→ RECORD EXTRACTS:
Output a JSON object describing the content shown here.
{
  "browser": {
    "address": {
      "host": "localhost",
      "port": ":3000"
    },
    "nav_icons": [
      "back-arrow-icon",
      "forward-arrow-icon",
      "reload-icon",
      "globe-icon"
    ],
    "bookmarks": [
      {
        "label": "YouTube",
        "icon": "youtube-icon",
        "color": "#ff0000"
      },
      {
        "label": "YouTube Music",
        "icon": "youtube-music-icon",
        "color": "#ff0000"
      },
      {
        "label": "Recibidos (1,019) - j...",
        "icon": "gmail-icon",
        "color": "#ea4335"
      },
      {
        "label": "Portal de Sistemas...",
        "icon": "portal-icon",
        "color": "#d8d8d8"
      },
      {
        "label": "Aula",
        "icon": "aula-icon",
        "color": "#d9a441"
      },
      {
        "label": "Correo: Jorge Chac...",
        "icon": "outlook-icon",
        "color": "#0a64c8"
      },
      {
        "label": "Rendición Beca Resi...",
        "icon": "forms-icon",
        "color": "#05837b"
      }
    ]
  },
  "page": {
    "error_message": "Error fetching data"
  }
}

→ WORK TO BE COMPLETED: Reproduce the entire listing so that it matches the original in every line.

→ TASK OUTPUT:
Output a JSON object describing the content shown here.
{
  "browser": {
    "address": {
      "host": "localhost",
      "port": ":3000"
    },
    "nav_icons": [
      "back-arrow-icon",
      "forward-arrow-icon",
      "reload-icon",
      "globe-icon"
    ],
    "bookmarks": [
      {
        "label": "YouTube",
        "icon": "youtube-icon",
        "color": "#ff0000"
      },
      {
        "label": "YouTube Music",
        "icon": "youtube-music-icon",
        "color": "#ff0000"
      },
      {
        "label": "Recibidos (1,019) - j...",
        "icon": "gmail-icon",
        "color": "#ea4335"
      },
      {
        "label": "Portal de Sistemas...",
        "icon": "portal-icon",
        "color": "#d8d8d8"
      },
      {
        "label": "Aula",
        "icon": "aula-icon",
        "color": "#d9a441"
      },
      {
        "label": "Correo: Jorge Chac...",
        "icon": "outlook-icon",
        "color": "#0a64c8"
      },
      {
        "label": "Rendición Beca Resi...",
        "icon": "forms-icon",
        "color": "#05837b"
      }
    ]
  },
  "page": {
    "error_message": "Error fetching data"
  }
}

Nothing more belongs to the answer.